## Exercise details
Report every line in the listing that contains the string "seasons".

╭──

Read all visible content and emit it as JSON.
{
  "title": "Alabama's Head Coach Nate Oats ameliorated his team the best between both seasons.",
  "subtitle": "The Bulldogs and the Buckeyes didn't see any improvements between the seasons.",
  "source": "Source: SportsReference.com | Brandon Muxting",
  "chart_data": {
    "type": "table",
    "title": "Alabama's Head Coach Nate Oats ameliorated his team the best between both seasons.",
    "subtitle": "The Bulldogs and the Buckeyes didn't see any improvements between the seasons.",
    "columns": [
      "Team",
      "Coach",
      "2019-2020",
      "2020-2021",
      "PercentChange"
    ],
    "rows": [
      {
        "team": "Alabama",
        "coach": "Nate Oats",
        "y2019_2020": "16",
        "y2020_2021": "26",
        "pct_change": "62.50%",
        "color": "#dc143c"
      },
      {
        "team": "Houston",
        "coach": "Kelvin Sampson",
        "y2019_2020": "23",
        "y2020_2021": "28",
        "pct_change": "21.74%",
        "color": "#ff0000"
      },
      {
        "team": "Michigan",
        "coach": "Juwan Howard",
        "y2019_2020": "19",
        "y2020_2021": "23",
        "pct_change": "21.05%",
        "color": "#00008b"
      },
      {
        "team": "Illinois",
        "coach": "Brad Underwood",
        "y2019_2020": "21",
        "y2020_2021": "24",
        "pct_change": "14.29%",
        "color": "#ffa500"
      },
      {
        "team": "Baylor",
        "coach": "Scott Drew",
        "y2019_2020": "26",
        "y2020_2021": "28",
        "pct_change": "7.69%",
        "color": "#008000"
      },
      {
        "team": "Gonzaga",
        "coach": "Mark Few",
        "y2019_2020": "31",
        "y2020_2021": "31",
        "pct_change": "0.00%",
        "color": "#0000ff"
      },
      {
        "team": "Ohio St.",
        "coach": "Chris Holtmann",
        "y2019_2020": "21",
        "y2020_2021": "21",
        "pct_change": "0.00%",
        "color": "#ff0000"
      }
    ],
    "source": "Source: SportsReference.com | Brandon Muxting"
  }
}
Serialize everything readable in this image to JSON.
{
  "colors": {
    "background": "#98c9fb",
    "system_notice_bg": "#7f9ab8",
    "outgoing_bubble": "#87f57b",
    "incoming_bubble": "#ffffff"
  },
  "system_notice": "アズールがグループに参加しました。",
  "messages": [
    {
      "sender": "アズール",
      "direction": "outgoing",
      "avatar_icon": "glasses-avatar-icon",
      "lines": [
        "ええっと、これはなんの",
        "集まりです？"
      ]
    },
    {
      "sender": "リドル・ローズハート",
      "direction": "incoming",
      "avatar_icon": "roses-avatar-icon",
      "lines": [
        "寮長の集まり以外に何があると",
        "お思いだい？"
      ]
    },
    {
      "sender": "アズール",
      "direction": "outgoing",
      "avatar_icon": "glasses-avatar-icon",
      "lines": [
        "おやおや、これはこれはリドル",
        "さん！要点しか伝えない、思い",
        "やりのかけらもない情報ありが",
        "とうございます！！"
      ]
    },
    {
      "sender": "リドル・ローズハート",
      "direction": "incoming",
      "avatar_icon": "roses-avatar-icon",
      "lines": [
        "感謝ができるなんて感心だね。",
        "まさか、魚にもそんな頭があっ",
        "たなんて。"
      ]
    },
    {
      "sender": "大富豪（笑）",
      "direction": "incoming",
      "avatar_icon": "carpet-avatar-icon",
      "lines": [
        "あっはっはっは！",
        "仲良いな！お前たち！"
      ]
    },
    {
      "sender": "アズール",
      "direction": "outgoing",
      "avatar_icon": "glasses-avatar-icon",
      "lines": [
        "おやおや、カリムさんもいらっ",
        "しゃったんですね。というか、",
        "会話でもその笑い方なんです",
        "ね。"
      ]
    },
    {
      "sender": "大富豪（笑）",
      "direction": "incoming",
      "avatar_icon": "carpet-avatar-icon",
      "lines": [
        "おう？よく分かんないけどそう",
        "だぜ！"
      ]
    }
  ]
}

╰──

## Result of the task
  "title": "Alabama's Head Coach Nate Oats ameliorated his team the best between both seasons.",
  "subtitle": "The Bulldogs and the Buckeyes didn't see any improvements between the seasons.",
    "title": "Alabama's Head Coach Nate Oats ameliorated his team the best between both seasons.",
    "subtitle": "The Bulldogs and the Buckeyes didn't see any improvements between the seasons.",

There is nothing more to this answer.